Segment Start: Material shown

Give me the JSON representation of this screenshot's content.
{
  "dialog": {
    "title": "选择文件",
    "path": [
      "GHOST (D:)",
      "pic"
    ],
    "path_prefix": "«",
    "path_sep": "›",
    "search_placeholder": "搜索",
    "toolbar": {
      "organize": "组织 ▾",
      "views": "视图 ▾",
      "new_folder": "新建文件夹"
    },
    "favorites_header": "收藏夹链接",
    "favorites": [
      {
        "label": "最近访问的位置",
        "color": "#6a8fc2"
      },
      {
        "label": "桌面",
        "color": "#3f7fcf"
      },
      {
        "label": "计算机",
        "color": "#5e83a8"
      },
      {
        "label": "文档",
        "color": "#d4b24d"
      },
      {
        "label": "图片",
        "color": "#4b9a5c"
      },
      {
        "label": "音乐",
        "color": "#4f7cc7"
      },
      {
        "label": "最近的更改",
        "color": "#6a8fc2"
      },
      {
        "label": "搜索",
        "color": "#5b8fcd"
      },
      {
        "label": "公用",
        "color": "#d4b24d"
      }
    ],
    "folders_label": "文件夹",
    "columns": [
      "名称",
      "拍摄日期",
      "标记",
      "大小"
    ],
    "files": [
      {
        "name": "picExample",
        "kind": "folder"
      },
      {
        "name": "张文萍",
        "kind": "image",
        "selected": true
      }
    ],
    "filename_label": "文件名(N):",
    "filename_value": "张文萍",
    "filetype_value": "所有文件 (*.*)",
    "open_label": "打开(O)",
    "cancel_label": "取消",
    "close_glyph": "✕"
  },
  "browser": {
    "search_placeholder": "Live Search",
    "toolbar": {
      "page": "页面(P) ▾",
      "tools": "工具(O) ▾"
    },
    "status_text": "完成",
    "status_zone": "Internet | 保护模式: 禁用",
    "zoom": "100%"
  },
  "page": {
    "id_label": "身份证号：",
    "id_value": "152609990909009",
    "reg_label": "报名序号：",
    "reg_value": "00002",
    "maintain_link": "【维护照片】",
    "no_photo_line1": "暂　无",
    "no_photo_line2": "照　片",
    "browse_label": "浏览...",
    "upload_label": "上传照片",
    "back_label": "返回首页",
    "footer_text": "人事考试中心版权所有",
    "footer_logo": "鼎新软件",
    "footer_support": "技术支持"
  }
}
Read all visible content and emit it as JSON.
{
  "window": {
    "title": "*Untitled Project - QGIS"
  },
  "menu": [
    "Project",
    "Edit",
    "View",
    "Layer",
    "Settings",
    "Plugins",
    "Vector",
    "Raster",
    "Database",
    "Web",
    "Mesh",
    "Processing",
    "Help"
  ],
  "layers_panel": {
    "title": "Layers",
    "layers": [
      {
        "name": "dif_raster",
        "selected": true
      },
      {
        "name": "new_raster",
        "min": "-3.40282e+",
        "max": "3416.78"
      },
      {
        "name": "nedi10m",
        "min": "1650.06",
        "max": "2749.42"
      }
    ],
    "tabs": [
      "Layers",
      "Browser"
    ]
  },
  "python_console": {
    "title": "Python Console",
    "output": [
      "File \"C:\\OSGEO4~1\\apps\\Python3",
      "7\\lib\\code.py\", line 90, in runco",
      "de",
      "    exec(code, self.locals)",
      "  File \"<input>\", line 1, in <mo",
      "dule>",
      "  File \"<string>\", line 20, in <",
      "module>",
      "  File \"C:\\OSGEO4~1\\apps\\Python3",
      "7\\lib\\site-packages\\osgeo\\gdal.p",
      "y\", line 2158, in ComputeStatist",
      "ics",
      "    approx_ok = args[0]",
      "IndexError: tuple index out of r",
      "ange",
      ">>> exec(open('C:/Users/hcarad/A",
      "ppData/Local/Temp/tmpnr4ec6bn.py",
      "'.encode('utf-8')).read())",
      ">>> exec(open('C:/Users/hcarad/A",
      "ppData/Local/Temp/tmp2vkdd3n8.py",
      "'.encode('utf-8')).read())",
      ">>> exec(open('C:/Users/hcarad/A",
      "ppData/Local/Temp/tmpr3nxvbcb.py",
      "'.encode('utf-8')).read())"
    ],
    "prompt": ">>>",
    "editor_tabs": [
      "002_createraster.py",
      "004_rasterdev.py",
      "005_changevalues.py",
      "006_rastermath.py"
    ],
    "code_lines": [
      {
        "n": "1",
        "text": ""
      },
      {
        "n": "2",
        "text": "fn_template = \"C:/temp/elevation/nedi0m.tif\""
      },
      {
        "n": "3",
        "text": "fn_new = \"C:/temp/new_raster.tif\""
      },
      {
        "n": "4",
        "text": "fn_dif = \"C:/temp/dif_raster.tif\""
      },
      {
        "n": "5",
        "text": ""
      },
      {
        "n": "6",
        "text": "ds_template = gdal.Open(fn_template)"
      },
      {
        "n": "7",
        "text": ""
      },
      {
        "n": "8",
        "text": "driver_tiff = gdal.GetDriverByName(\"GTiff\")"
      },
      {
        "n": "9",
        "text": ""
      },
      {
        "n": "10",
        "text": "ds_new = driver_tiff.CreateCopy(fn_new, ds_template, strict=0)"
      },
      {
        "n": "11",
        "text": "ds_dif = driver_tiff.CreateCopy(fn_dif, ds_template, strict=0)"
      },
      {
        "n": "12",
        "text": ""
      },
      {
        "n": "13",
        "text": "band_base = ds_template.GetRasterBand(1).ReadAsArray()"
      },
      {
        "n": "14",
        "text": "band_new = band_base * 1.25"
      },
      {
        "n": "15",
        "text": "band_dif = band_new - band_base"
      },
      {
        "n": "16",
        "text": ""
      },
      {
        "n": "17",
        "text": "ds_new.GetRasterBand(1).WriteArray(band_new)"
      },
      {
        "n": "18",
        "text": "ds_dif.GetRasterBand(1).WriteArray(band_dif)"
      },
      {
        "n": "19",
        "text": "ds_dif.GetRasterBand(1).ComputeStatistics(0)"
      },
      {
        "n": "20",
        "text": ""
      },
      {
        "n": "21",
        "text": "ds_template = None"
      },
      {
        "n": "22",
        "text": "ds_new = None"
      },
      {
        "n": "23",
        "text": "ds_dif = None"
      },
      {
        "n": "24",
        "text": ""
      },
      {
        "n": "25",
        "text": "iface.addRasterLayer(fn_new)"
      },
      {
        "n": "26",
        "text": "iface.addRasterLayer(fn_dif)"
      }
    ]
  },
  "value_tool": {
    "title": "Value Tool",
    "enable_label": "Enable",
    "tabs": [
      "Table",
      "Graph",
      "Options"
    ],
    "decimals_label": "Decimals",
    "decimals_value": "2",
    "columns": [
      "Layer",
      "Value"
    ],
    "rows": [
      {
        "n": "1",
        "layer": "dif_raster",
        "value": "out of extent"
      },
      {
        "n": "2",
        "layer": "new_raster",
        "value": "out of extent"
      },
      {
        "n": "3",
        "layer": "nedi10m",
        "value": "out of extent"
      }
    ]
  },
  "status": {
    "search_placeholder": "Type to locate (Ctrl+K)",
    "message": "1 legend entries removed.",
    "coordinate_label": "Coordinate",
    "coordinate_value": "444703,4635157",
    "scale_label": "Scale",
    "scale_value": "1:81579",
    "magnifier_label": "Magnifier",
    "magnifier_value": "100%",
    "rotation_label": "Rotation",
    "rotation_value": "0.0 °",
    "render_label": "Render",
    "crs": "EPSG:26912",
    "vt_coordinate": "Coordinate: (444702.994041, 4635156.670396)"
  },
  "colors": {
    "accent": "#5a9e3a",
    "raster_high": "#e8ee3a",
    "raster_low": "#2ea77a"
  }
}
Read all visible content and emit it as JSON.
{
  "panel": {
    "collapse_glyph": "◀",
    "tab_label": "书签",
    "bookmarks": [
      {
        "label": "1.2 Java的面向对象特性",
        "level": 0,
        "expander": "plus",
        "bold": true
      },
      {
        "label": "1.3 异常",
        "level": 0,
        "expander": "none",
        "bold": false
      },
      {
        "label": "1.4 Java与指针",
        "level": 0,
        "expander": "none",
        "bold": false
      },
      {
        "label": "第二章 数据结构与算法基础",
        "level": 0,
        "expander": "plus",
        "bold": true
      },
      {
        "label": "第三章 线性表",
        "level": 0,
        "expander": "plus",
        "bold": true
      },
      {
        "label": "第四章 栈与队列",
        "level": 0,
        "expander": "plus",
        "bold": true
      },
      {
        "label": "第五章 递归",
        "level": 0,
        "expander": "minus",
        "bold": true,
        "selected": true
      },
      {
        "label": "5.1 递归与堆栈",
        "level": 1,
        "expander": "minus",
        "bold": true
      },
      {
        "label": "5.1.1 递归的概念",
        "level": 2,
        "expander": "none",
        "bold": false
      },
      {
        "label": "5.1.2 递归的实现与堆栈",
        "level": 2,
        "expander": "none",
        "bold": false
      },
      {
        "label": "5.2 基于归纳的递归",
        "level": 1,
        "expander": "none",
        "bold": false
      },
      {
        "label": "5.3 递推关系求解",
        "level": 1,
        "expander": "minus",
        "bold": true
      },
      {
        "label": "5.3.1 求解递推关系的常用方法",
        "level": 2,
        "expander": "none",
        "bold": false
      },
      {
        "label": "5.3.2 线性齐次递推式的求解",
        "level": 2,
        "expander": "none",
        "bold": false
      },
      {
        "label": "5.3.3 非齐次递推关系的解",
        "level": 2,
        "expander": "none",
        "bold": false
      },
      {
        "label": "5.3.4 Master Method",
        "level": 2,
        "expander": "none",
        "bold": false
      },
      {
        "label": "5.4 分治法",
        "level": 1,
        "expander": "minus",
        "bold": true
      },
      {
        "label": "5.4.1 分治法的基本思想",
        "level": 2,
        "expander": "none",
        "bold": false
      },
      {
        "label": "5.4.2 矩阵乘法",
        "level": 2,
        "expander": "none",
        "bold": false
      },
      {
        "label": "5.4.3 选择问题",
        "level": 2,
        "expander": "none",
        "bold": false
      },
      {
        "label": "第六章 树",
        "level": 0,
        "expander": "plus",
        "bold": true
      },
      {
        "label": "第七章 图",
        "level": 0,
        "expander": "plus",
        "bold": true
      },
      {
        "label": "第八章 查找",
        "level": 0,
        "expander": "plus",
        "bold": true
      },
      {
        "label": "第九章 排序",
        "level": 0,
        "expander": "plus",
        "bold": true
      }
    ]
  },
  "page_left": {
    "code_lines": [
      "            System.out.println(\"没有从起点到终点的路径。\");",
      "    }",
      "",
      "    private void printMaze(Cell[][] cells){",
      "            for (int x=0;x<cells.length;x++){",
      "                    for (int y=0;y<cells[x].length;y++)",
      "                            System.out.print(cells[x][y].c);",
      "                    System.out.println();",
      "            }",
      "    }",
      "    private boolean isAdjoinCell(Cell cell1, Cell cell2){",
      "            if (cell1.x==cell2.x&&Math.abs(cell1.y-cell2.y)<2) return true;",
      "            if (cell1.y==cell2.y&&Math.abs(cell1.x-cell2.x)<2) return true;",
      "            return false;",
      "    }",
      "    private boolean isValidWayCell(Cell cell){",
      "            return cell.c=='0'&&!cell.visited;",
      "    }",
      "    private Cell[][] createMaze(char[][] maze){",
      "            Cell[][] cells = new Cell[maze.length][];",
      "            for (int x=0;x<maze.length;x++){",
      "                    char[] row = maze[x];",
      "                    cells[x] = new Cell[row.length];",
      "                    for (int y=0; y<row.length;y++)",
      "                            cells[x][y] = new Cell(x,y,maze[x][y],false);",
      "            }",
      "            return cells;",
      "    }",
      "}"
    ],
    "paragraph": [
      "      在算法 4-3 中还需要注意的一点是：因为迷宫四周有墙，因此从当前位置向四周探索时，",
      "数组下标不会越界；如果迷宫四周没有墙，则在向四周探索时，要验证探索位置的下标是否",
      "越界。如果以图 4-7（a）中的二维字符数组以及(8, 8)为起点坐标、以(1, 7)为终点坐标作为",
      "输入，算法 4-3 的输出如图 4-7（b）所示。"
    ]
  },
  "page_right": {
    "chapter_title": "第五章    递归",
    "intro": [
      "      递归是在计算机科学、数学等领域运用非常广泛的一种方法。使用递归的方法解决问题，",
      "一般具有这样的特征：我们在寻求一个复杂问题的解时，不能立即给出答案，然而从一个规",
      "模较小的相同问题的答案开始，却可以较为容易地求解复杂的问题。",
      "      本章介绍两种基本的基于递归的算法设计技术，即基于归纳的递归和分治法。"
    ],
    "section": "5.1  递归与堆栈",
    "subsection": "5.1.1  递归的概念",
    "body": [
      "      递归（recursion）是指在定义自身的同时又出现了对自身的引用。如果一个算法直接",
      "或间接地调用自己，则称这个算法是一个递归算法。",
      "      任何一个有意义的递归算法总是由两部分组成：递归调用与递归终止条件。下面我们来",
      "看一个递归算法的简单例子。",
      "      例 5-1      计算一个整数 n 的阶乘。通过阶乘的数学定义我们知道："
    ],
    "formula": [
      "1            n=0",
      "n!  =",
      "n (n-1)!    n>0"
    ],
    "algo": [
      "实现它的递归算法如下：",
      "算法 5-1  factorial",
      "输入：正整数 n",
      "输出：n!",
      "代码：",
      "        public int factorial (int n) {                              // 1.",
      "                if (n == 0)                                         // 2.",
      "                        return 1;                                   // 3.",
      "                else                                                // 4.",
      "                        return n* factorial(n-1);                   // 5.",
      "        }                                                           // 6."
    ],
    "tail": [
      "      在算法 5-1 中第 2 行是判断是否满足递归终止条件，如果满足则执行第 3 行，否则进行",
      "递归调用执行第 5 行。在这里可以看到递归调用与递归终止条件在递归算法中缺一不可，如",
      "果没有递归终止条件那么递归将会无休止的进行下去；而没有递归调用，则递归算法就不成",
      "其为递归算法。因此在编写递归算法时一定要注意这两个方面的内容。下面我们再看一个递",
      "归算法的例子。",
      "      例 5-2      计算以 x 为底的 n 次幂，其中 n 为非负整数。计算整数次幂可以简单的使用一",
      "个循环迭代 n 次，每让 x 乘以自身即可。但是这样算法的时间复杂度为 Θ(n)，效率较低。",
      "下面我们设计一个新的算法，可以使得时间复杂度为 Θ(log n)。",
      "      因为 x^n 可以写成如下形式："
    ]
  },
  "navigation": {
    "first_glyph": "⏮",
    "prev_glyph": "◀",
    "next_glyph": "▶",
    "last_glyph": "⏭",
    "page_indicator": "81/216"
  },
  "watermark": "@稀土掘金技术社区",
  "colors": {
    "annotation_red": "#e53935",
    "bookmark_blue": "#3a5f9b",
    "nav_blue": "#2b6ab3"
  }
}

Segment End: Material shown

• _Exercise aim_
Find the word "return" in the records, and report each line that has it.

• _The answer_
      "            if (cell1.x==cell2.x&&Math.abs(cell1.y-cell2.y)<2) return true;",
      "            if (cell1.y==cell2.y&&Math.abs(cell1.x-cell2.x)<2) return true;",
      "            return false;",
      "            return cell.c=='0'&&!cell.visited;",
      "            return cells;",
      "                        return 1;                                   // 3.",
      "                        return n* factorial(n-1);                   // 5.",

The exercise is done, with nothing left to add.